The Publisher will make it his particular study to select those magnificent dresses, in which the Ladies appear at the routs, the opera, the playhouses, and the concert-rooms; as well as those elegant morning dresses of Hyde Park, and Kensington Gardens.
Several Ladies of rank and fashion have not only approved of this plan, but they have at the same time granted permission to the Publisher to make drawings of their new dresses, and to insert them in this GALLERY; thus the credit of the invention of the different dresses. will be secured to those Fair Subscribers who contribute to the embellishment of this work (if they have no objection to their names being mentioned). And they will find the Publisher always ready to represent their dresses in that style of elegance, and that original taste, which is so peculiar to the British Ladies.
This GALLERY will not only be interesting to Ladies of the highest fashion, but must be deemed absolutely necessary to every person concerned in the fashions of the day. It is likewise submitted to the admirers of the fine arts, as an agreeable series of objects, for the imitation of those Ladies who wish to mix entertainment with improvement.

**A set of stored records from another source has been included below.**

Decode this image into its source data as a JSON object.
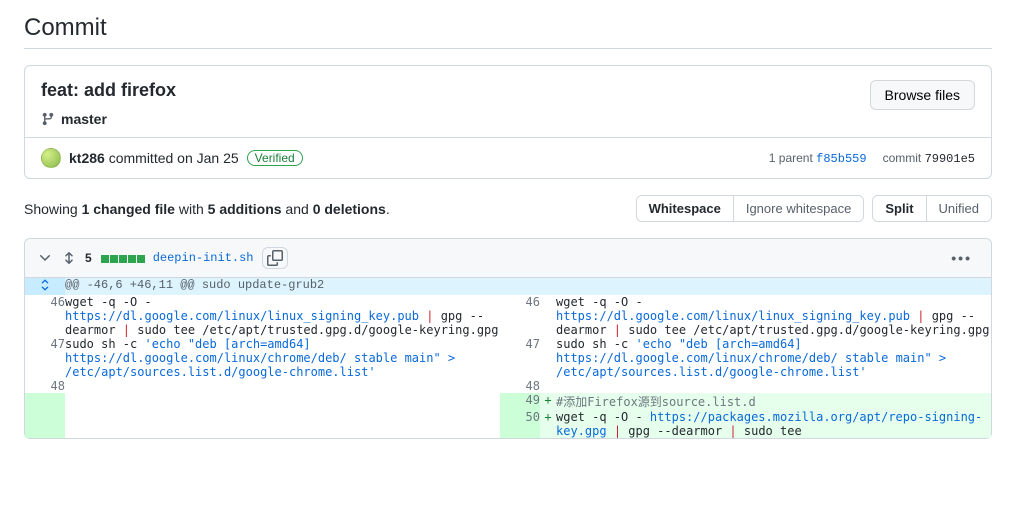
{
  "page": {
    "title": "Commit"
  },
  "commit": {
    "title": "feat: add firefox",
    "browse_label": "Browse files",
    "branch": "master",
    "author": "kt286",
    "action": " committed ",
    "date": "on Jan 25",
    "verified_label": "Verified",
    "parent_label": "1 parent ",
    "parent_sha": "f85b559",
    "commit_label": "commit ",
    "sha": "79901e5"
  },
  "summary": {
    "prefix": "Showing ",
    "files": "1 changed file",
    "mid1": " with ",
    "adds": "5 additions",
    "mid2": " and ",
    "dels": "0 deletions",
    "suffix": "."
  },
  "toolbar": {
    "whitespace": "Whitespace",
    "ignore_ws": "Ignore whitespace",
    "split": "Split",
    "unified": "Unified"
  },
  "file": {
    "additions": "5",
    "name": "deepin-init.sh",
    "hunk_header": "@@ -46,6 +46,11 @@ sudo update-grub2"
  },
  "diff": {
    "l46": "46",
    "r46": "46",
    "l47": "47",
    "r47": "47",
    "l48": "48",
    "r48": "48",
    "r49": "49",
    "r50": "50",
    "line46_a": "wget -q -O - ",
    "line46_url": "https://dl.google.com/linux/linux_signing_key.pub",
    "line46_b": " ",
    "line46_c": " gpg --dearmor ",
    "line46_d": " sudo tee /etc/apt/trusted.gpg.d/google-keyring.gpg",
    "line47_a": "sudo sh -c ",
    "line47_s1": "'echo \"deb [arch=amd64] ",
    "line47_url": "https://dl.google.com/linux/chrome/deb/",
    "line47_s2": " stable main\" > /etc/apt/sources.list.d/google-chrome.list'",
    "line48": "",
    "line49": "#添加Firefox源到source.list.d",
    "line50_a": "wget -q -O - ",
    "line50_url": "https://packages.mozilla.org/apt/repo-signing-key.gpg",
    "line50_b": " ",
    "line50_c": " gpg --dearmor ",
    "line50_d": " sudo tee ",
    "pipe": "|"
  }
}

This Work will be published in twelve Monthly Numbers, printed in quarto, on the finest woven paper. Each number to appear on the first of every month; and to contain three, four, and sometimes five whole-length figures of Ladies. To each figure will be annexed such a plain and particular description of every article, that it will be impossible to err in the arrangement of the dress.
Court Dresses to be given at the birth-day; and several of the new-invented Dresses will be inserted in some of the subsequent numbers, before they are seen by the public. The figures are executed in an entire new manner, and coloured from nature, with the utmost accuracy. Twelve numbers to form a volume. Each volume to be embellished with an alegorical coloured title page.
The price to Subscribers will be Three Guineas for the twelve numbers; each number to be paid for on the delivery. Subscribers names received by the publisher, N. Heideloff at Mr. Wiples, NO.9, Southampton-street, Covent-Garden, where specimens of the work may be seen.
To Non-subscribers the price of each number will be seven shillings and six pence, and may be had at Mrs. Humphreys, No. 18, Old Bond-street.
A List of Subscribers will be published in the last number of each volume.
As the numbers will be delivered in the same order in which the names of Subscribers are received, those Ladies who are desirous of promoting the undertaking, end wish to have the numbers regularly sent to their respective residences, either in town or country, are requested to transmit their flames immediately to the above mentioned place.
Related Articles at The British Library:
- Female education, reading and Jane Austen, by Kathryn Sutherland.
- The rise of consumerism, by Matthew White.
- The ball in the novels of Jane Austen, by John Mullan.
- Status, rank and class in Jane Austen’s novels, by John Mullan